Wherever "subtitle" turns up in the entries, copy out the line that holds it.

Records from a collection
^^^^^^^^^^^^^^^^
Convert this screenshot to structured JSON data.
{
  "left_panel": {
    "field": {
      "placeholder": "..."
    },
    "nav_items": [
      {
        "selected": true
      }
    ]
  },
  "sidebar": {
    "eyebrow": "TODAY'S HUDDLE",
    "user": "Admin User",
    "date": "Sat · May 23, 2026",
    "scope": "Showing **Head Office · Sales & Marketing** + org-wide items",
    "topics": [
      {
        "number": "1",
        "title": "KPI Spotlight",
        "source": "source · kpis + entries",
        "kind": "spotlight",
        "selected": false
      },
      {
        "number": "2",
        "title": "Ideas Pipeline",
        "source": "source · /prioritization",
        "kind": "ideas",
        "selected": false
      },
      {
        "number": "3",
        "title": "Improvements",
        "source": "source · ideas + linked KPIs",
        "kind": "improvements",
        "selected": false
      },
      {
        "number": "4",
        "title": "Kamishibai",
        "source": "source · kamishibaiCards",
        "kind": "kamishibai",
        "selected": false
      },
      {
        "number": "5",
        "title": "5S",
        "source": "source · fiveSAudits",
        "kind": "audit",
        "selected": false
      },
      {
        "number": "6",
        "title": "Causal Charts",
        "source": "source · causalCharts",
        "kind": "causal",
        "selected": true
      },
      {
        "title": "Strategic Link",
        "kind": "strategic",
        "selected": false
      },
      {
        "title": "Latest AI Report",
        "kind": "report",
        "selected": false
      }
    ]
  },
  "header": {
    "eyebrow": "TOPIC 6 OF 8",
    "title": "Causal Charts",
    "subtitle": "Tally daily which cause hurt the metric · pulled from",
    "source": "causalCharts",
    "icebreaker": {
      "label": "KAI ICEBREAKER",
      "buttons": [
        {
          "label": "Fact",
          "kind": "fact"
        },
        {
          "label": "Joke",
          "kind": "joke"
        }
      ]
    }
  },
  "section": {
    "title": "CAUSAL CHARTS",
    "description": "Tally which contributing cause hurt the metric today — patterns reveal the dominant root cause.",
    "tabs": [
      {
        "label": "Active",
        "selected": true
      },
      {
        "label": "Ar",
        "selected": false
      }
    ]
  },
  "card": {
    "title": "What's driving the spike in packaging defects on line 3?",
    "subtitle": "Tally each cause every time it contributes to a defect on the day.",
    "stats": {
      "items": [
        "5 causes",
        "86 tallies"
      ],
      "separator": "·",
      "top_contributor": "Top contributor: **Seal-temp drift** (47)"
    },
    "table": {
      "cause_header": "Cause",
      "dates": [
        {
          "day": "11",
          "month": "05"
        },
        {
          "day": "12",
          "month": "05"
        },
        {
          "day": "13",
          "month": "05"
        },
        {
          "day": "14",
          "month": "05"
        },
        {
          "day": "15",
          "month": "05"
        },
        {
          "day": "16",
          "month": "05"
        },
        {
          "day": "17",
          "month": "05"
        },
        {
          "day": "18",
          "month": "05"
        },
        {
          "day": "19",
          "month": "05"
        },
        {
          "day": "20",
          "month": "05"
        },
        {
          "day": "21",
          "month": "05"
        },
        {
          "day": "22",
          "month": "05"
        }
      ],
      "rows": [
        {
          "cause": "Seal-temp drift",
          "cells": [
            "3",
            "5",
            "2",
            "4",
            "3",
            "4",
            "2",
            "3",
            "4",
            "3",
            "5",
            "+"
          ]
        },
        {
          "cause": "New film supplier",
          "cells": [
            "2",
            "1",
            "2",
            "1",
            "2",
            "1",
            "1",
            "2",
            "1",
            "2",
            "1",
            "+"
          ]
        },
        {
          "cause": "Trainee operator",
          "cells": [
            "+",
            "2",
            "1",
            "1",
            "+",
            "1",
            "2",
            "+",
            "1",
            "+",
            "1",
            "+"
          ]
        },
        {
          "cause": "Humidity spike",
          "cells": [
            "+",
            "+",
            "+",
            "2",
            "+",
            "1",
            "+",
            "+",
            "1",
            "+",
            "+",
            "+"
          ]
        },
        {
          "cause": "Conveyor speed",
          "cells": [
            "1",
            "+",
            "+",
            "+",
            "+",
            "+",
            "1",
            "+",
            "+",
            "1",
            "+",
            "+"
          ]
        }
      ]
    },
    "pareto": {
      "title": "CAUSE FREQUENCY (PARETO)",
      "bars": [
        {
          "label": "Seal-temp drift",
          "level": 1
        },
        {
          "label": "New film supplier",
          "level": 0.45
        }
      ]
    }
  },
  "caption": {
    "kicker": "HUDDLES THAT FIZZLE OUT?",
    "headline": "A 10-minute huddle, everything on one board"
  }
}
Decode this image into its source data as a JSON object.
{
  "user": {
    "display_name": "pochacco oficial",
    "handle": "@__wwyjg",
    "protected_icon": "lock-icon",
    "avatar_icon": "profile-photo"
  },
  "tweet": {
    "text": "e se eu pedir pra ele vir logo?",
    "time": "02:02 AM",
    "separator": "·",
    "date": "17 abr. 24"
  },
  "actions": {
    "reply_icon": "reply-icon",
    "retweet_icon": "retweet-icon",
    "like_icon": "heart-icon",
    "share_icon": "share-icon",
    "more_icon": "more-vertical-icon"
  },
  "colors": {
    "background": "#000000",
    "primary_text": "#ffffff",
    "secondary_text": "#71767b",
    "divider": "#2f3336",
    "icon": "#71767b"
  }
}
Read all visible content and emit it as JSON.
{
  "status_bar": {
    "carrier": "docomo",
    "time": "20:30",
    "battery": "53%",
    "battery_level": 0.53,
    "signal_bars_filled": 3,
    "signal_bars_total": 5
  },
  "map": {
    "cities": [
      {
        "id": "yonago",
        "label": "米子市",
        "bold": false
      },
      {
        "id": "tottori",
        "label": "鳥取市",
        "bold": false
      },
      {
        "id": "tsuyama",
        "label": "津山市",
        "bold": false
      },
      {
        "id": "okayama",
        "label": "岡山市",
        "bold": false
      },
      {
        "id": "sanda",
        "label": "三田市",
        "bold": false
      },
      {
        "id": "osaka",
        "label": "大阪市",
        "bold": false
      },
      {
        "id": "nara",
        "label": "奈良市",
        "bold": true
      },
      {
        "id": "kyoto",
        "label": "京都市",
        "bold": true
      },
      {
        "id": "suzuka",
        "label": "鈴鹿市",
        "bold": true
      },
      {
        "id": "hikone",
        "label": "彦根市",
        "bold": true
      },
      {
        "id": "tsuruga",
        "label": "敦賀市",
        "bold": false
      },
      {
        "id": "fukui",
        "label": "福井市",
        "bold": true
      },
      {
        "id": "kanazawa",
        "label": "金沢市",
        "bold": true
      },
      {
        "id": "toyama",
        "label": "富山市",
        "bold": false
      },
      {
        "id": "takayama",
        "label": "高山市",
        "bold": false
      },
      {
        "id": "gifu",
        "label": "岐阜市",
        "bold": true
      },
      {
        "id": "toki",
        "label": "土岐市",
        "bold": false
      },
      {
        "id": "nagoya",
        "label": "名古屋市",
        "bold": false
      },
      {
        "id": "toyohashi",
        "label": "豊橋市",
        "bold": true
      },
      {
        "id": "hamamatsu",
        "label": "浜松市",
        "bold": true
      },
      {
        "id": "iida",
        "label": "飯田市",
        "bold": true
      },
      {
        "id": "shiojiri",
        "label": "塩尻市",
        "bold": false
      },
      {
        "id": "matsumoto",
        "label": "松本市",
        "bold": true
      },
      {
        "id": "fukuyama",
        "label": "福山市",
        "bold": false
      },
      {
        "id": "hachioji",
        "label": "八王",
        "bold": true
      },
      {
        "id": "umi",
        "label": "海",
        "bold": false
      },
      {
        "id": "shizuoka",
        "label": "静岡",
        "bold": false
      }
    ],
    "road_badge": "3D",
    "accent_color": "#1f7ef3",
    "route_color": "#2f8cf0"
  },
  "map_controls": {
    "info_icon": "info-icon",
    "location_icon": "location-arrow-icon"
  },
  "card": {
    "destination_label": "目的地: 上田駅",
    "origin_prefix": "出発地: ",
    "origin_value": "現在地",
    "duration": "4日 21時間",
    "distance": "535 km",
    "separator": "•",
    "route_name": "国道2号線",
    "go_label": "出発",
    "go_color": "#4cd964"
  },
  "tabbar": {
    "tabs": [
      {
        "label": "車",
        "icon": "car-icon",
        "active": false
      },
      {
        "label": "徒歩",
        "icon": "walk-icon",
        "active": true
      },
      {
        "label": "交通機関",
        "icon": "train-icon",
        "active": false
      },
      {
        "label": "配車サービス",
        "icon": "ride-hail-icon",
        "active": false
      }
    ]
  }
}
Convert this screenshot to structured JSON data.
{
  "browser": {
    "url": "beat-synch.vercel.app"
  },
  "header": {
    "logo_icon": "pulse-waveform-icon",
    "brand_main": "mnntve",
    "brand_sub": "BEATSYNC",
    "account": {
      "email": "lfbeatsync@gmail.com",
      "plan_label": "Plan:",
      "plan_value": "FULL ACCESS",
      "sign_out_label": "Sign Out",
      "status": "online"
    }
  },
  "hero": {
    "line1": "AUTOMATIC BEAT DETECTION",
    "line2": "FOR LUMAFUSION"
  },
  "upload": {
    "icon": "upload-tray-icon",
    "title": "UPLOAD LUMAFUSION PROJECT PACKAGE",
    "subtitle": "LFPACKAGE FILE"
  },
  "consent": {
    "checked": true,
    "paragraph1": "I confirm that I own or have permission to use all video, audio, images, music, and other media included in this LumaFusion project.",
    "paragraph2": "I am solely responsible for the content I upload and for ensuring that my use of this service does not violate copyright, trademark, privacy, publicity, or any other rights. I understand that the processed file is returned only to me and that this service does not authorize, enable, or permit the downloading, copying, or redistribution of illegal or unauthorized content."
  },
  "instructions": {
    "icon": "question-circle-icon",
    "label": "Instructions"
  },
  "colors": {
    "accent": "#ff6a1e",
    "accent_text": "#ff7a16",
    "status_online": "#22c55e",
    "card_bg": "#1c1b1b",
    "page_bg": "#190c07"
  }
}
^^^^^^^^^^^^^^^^
▶ _Task answer_:
    "subtitle": "Tally daily which cause hurt the metric · pulled from",
    "subtitle": "Tally each cause every time it contributes to a defect on the day.",
    "subtitle": "LFPACKAGE FILE"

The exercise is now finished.